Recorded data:

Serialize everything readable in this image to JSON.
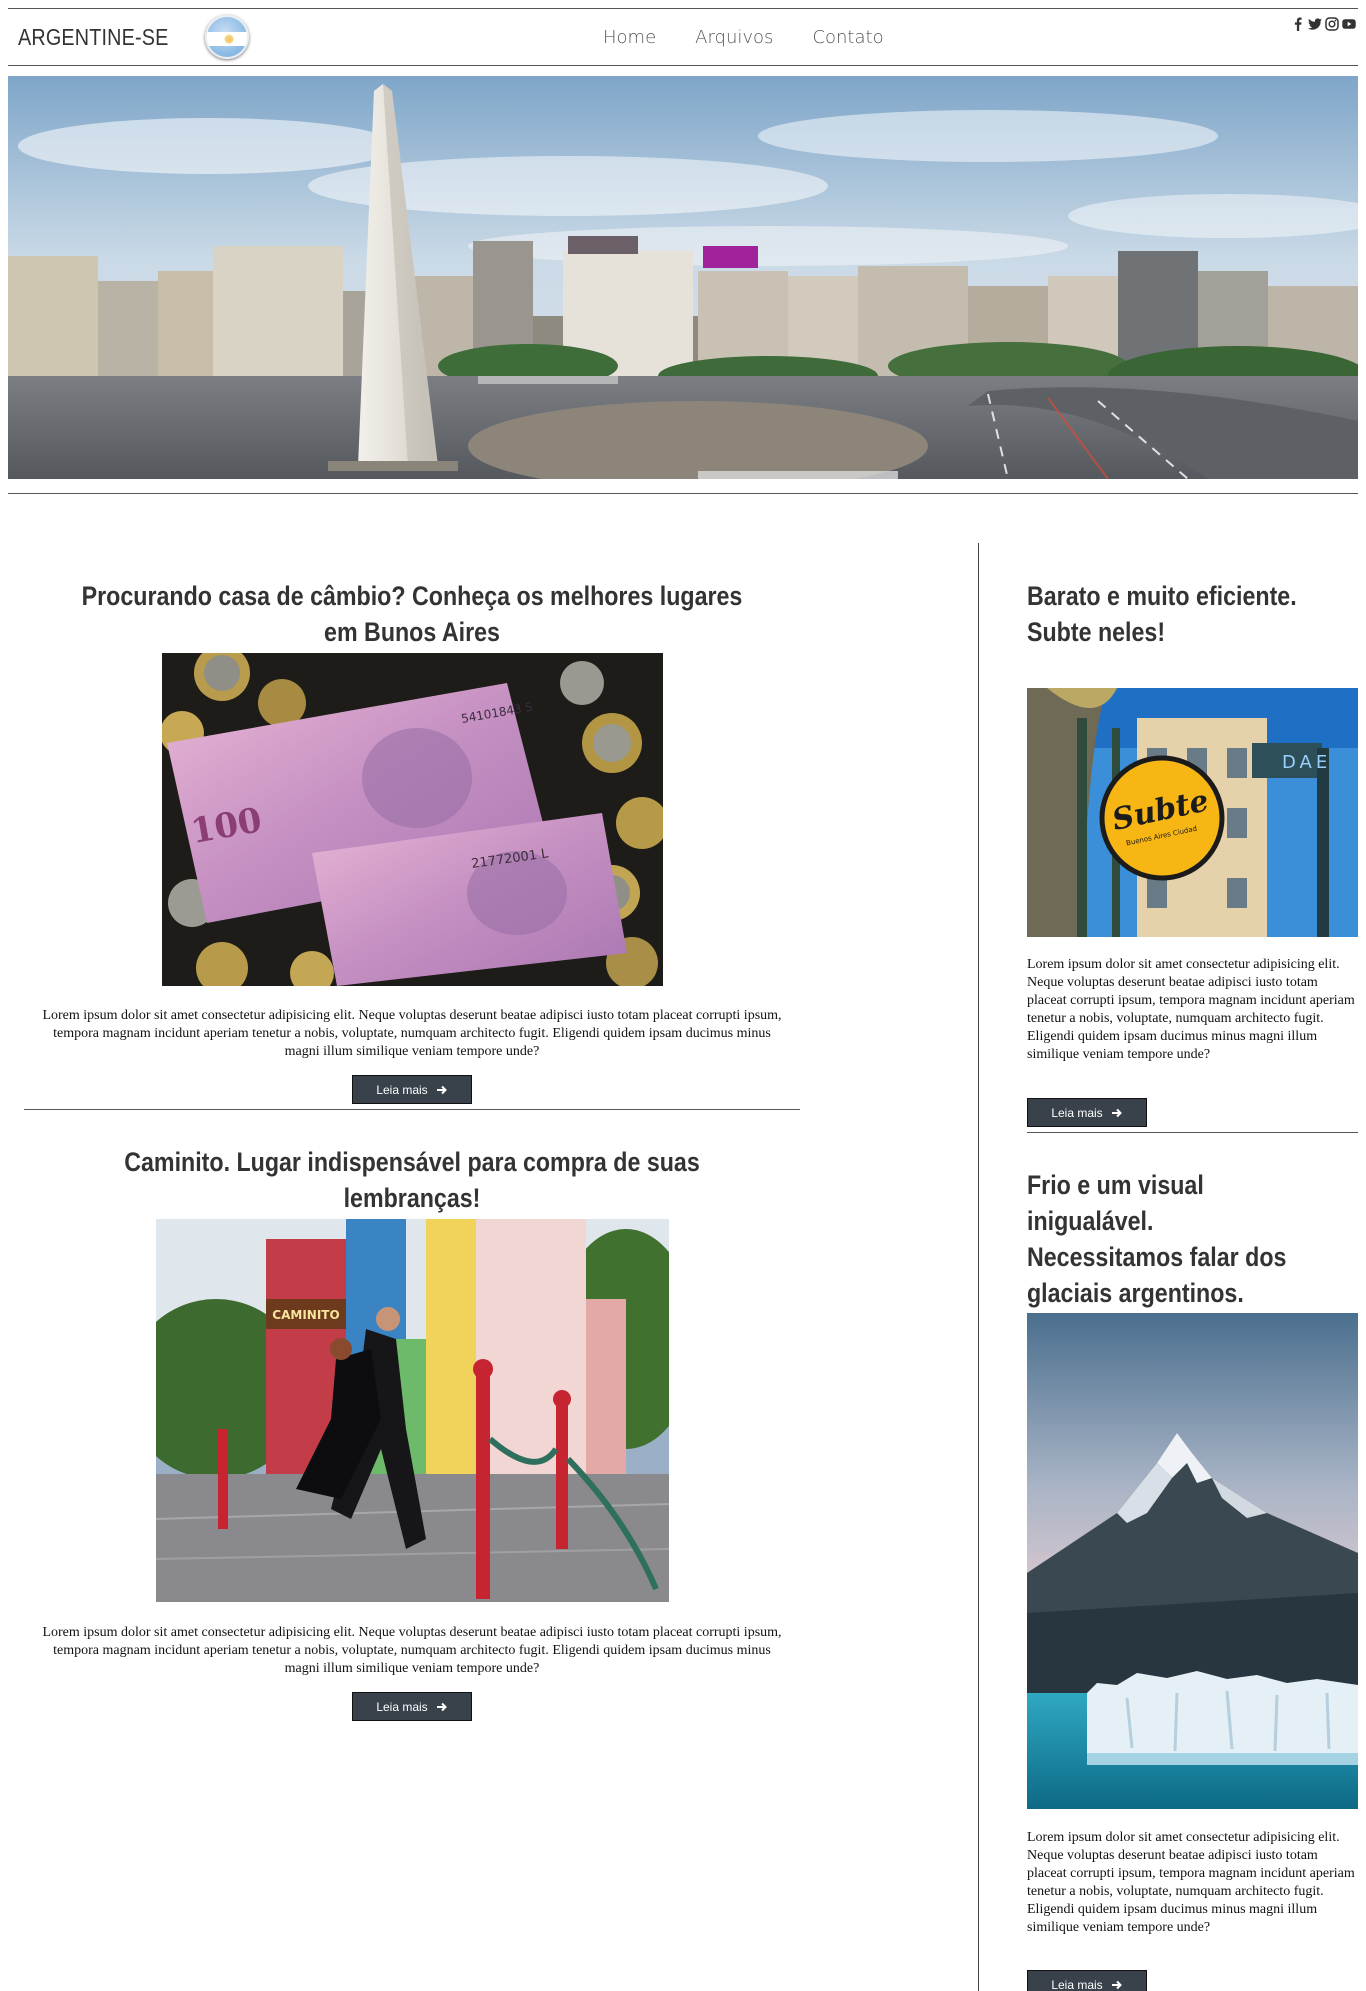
{
  "header": {
    "brand": "ARGENTINE-SE",
    "nav": [
      "Home",
      "Arquivos",
      "Contato"
    ]
  },
  "main_posts": [
    {
      "title": "Procurando casa de câmbio? Conheça os melhores lugares em Bunos Aires",
      "excerpt": "Lorem ipsum dolor sit amet consectetur adipisicing elit. Neque voluptas deserunt beatae adipisci iusto totam placeat corrupti ipsum, tempora magnam incidunt aperiam tenetur a nobis, voluptate, numquam architecto fugit. Eligendi quidem ipsam ducimus minus magni illum similique veniam tempore unde?",
      "button": "Leia mais"
    },
    {
      "title": "Caminito. Lugar indispensável para compra de suas lembranças!",
      "excerpt": "Lorem ipsum dolor sit amet consectetur adipisicing elit. Neque voluptas deserunt beatae adipisci iusto totam placeat corrupti ipsum, tempora magnam incidunt aperiam tenetur a nobis, voluptate, numquam architecto fugit. Eligendi quidem ipsam ducimus minus magni illum similique veniam tempore unde?",
      "button": "Leia mais"
    }
  ],
  "side_posts": [
    {
      "title": "Barato e muito eficiente. Subte neles!",
      "excerpt": "Lorem ipsum dolor sit amet consectetur adipisicing elit. Neque voluptas deserunt beatae adipisci iusto totam placeat corrupti ipsum, tempora magnam incidunt aperiam tenetur a nobis, voluptate, numquam architecto fugit. Eligendi quidem ipsam ducimus minus magni illum similique veniam tempore unde?",
      "button": "Leia mais"
    },
    {
      "title": "Frio e um visual inigualável. Necessitamos falar dos glaciais argentinos.",
      "excerpt": "Lorem ipsum dolor sit amet consectetur adipisicing elit. Neque voluptas deserunt beatae adipisci iusto totam placeat corrupti ipsum, tempora magnam incidunt aperiam tenetur a nobis, voluptate, numquam architecto fugit. Eligendi quidem ipsam ducimus minus magni illum similique veniam tempore unde?",
      "button": "Leia mais"
    }
  ],
  "subte_sign": {
    "logo": "Subte",
    "tagline": "Buenos Aires Ciudad",
    "lines": "DAE"
  },
  "caminito_sign": "CAMINITO",
  "icons": [
    "facebook-icon",
    "twitter-icon",
    "instagram-icon",
    "youtube-icon",
    "arrow-right-icon"
  ],
  "colors": {
    "button_bg": "#39424b",
    "title_text": "#333333",
    "nav_text": "#555555"
  }
}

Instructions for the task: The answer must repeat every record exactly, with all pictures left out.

Response to the task:
Serialize everything readable in this image to JSON.
{
  "header": {
    "brand": "ARGENTINE-SE",
    "nav": [
      "Home",
      "Arquivos",
      "Contato"
    ]
  },
  "main_posts": [
    {
      "title": "Procurando casa de câmbio? Conheça os melhores lugares em Bunos Aires",
      "excerpt": "Lorem ipsum dolor sit amet consectetur adipisicing elit. Neque voluptas deserunt beatae adipisci iusto totam placeat corrupti ipsum, tempora magnam incidunt aperiam tenetur a nobis, voluptate, numquam architecto fugit. Eligendi quidem ipsam ducimus minus magni illum similique veniam tempore unde?",
      "button": "Leia mais"
    },
    {
      "title": "Caminito. Lugar indispensável para compra de suas lembranças!",
      "excerpt": "Lorem ipsum dolor sit amet consectetur adipisicing elit. Neque voluptas deserunt beatae adipisci iusto totam placeat corrupti ipsum, tempora magnam incidunt aperiam tenetur a nobis, voluptate, numquam architecto fugit. Eligendi quidem ipsam ducimus minus magni illum similique veniam tempore unde?",
      "button": "Leia mais"
    }
  ],
  "side_posts": [
    {
      "title": "Barato e muito eficiente. Subte neles!",
      "excerpt": "Lorem ipsum dolor sit amet consectetur adipisicing elit. Neque voluptas deserunt beatae adipisci iusto totam placeat corrupti ipsum, tempora magnam incidunt aperiam tenetur a nobis, voluptate, numquam architecto fugit. Eligendi quidem ipsam ducimus minus magni illum similique veniam tempore unde?",
      "button": "Leia mais"
    },
    {
      "title": "Frio e um visual inigualável. Necessitamos falar dos glaciais argentinos.",
      "excerpt": "Lorem ipsum dolor sit amet consectetur adipisicing elit. Neque voluptas deserunt beatae adipisci iusto totam placeat corrupti ipsum, tempora magnam incidunt aperiam tenetur a nobis, voluptate, numquam architecto fugit. Eligendi quidem ipsam ducimus minus magni illum similique veniam tempore unde?",
      "button": "Leia mais"
    }
  ],
  "subte_sign": {
    "logo": "Subte",
    "tagline": "Buenos Aires Ciudad",
    "lines": "DAE"
  },
  "caminito_sign": "CAMINITO",
  "icons": [
    "facebook-icon",
    "twitter-icon",
    "instagram-icon",
    "youtube-icon",
    "arrow-right-icon"
  ],
  "colors": {
    "button_bg": "#39424b",
    "title_text": "#333333",
    "nav_text": "#555555"
  }
}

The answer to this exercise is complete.